From telecommunications networks to the manufacturing floor, through financial services to autonomous vehicles and beyond, computers are everywhere these days, generating a growing tsunami of data that needs to be captured, stored, processed, and analyzed.
At Red Hat, we see edge computing as an opportunity to extend the open hybrid cloud all the way to data sources and end users. Where data has traditionally lived in the datacenter or cloud, there are benefits and innovations that can be realized by processing the data these devices generate closer to where it is produced.
This is where edge computing comes in.
What is edge computing?
Edge computing is a distributed computing model in which data is captured, stored, processed, and analyzed at or near the physical location where it is created. By pushing computing out closer to these locations, users benefit from faster, more reliable services while companies benefit from the flexibility and scalability of hybrid cloud computing.
Edge computing vs. cloud computing
A cloud is an IT environment that abstracts, pools, and shares IT resources across a network. An edge is a computing location at the edge of a network, along with the hardware and software at those physical locations. Cloud computing is the act of running workloads within clouds, while edge computing is the act of running workloads on edge devices.
You can read more about cloud versus edge here.
4 benefits of edge computing
As the number of computing devices has grown, our networks simply haven’t kept pace with the demand, causing applications to be slower and/or more expensive to host centrally.
Pushing computing out to the edge helps reduce many of the issues and costs related to network latency and bandwidth, while also enabling new types of applications that were previously impractical or impossible.
1. Improve performance
When applications and data are hosted on centralized datacenters and accessed via the internet, speed and performance can suffer from slow network connections. By moving things out to the edge, network-related performance and availability issues are reduced, although not entirely eliminated.
2. Place applications where they make the most sense

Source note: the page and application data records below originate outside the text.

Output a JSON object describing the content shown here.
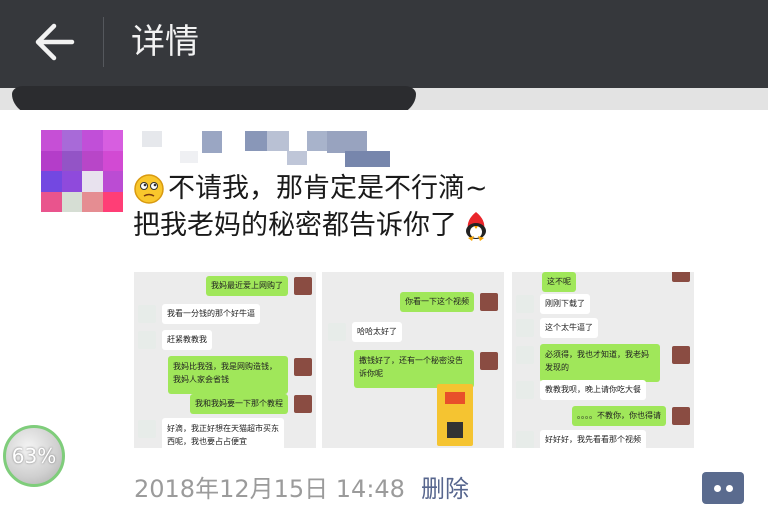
{
  "header": {
    "title": "详情"
  },
  "post": {
    "line1": "不请我，那肯定是不行滴~",
    "line2": "把我老妈的秘密都告诉你了",
    "time": "2018年12月15日 14:48",
    "delete_label": "删除"
  },
  "photo1": {
    "msg1": "我妈最近爱上网购了",
    "msg2": "我看一分钱的那个好牛逼",
    "msg3": "赶紧教教我",
    "msg4": "我妈比我强，我是网购造钱，我妈人家会省钱",
    "msg5": "我和我妈要一下那个教程",
    "msg6": "好滴，我正好想在天猫超市买东西呢，我也要占占便宜"
  },
  "photo2": {
    "msg1": "你看一下这个视频",
    "msg2": "哈哈太好了",
    "msg3": "撒钱好了，还有一个秘密没告诉你呢"
  },
  "photo3": {
    "msg1": "这不呢",
    "msg2": "刚刚下载了",
    "msg3": "这个太牛逼了",
    "msg4": "必须得，我也才知道，我老妈发现的",
    "msg5": "教教我呗，晚上请你吃大餐",
    "msg6": "。。。。不教你，你也得请",
    "msg7": "好好好，我先看看那个视频"
  },
  "progress": {
    "label": "63%",
    "value": 0.63
  },
  "colors": {
    "topbar": "#36383c",
    "link": "#57668e",
    "wechat_green": "#a0e75a"
  }
}
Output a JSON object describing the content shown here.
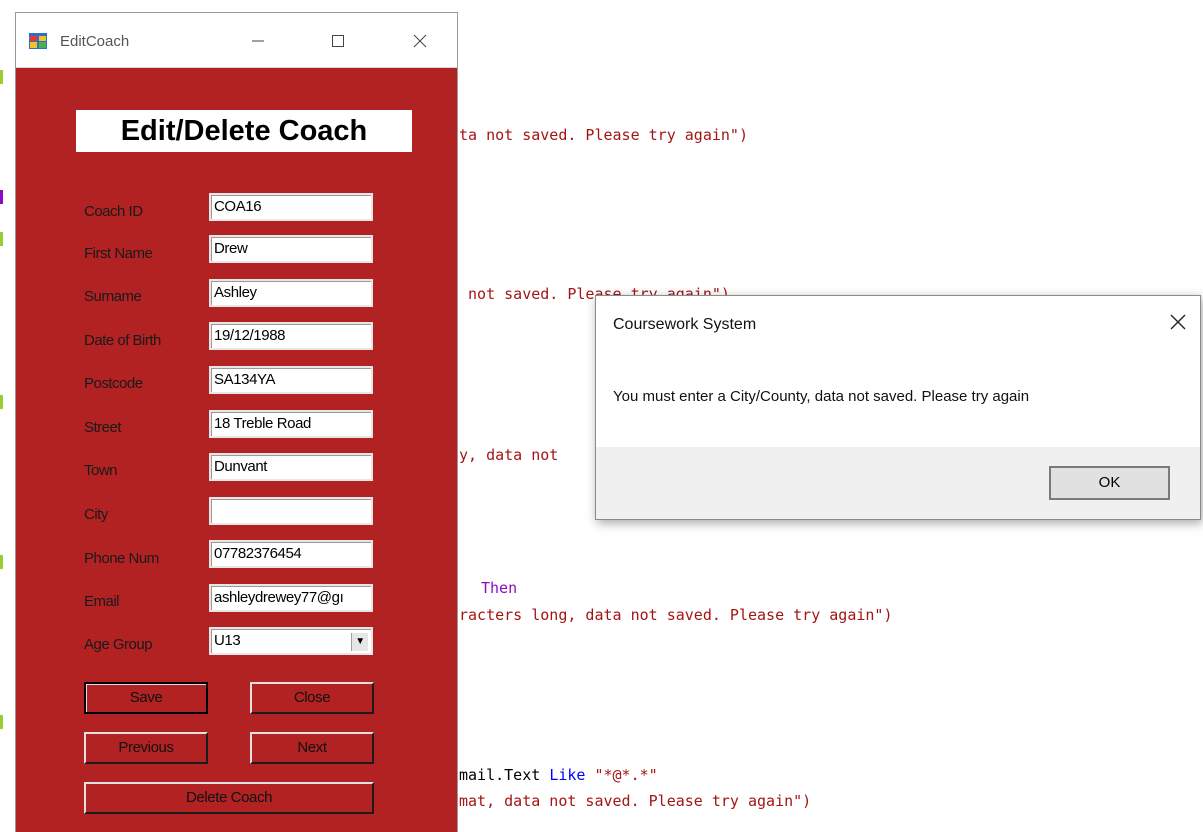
{
  "code": {
    "line_top": "",
    "line1": "ta not saved. Please try again\")",
    "line2": " not saved. Please try again\")",
    "line3": "y, data not",
    "line4_kw": "Then",
    "line5": "racters long, data not saved. Please try again\")",
    "line6_plain": "mail.Text ",
    "line6_kw": "Like",
    "line6_str": " \"*@*.*\"",
    "line7": "mat, data not saved. Please try again\")"
  },
  "window": {
    "title": "EditCoach",
    "heading": "Edit/Delete Coach",
    "fields": [
      {
        "label": "Coach ID",
        "value": "COA16"
      },
      {
        "label": "First Name",
        "value": "Drew"
      },
      {
        "label": "Surname",
        "value": "Ashley"
      },
      {
        "label": "Date of Birth",
        "value": "19/12/1988"
      },
      {
        "label": "Postcode",
        "value": "SA134YA"
      },
      {
        "label": "Street",
        "value": "18 Treble Road"
      },
      {
        "label": "Town",
        "value": "Dunvant"
      },
      {
        "label": "City",
        "value": ""
      },
      {
        "label": "Phone Num",
        "value": "07782376454"
      },
      {
        "label": "Email",
        "value": "ashleydrewey77@gı"
      },
      {
        "label": "Age Group",
        "value": "U13"
      }
    ],
    "buttons": {
      "save": "Save",
      "close": "Close",
      "previous": "Previous",
      "next": "Next",
      "delete": "Delete Coach"
    }
  },
  "dialog": {
    "title": "Coursework System",
    "message": "You must enter a City/County, data not saved. Please try again",
    "ok": "OK"
  },
  "icons": {
    "app": "app-window-icon",
    "minimize": "minimize-icon",
    "maximize": "maximize-icon",
    "close": "close-icon",
    "dropdown": "chevron-down-icon"
  }
}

By processing data closer to where it’s generated, insights can be gained more quickly and response times reduced drastically. This is particularly true for locations that may have intermittent connectivity, including geographically remote offices and on vehicles such as ships, trains, and airplanes.
3. Simplify meeting regulatory and compliance requirements
Different situations and locations often have different privacy, data residency, and localization requirements, which can be extremely complicated to manage through centralized data processing and storage, such as in datacenters or the cloud.
With edge computing, however, data can be collected, stored, processed, managed, and even scrubbed in-place, making it much easier to meet different locales’ regulatory and compliance requirements. For example, edge computing can be used to strip personally identifiable information (PII) or faces from video before being sent back to the datacenter.
4. Enable AI/ML applications
Artificial intelligence and machine learning (AI/ML) are growing in importance and popularity since computers are often able to respond to rapidly changing situations much more quickly and accurately than humans.
But AI/ML applications often require processing, analyzing, and responding to enormous quantities of data which can’t reasonably be achieved with centralized processing due to network latency and bandwidth issues. Edge computing allows AI/ML applications to be deployed close to where data is collected so analytical results can be obtained in near real-time.
Red Hat’s approach to edge computing
Of course, the many benefits of edge computing come with some additional complexity in terms of scale, interoperability, and manageability.
Edge deployments often extend to a large number of locations that have minimal (or no) IT staff, or that vary in physical and environmental conditions. Edge stacks also often mix and match a combination of hardware and software elements from different vendors, and highly distributed edge architectures can become difficult to manage as infrastructure scales out to hundreds or even thousands of locations.
The Red Hat Edge portfolio addresses these challenges by helping organizations standardize on a modern hybrid cloud infrastructure, providing an interoperable, scalable and modern edge computing platform that combines the flexibility and extensibility of open source with the power of a rapidly growing partner ecosystem.
The Red Hat Edge portfolio includes:
The Red Hat Edge portfolio allows organizations to build and manage applications across hybrid, multi-cloud, and edge locations, increasing app innovation, speeding up deployment, and updating and improving overall DevSecOps efficiency.
To learn more, visit Red Hat here.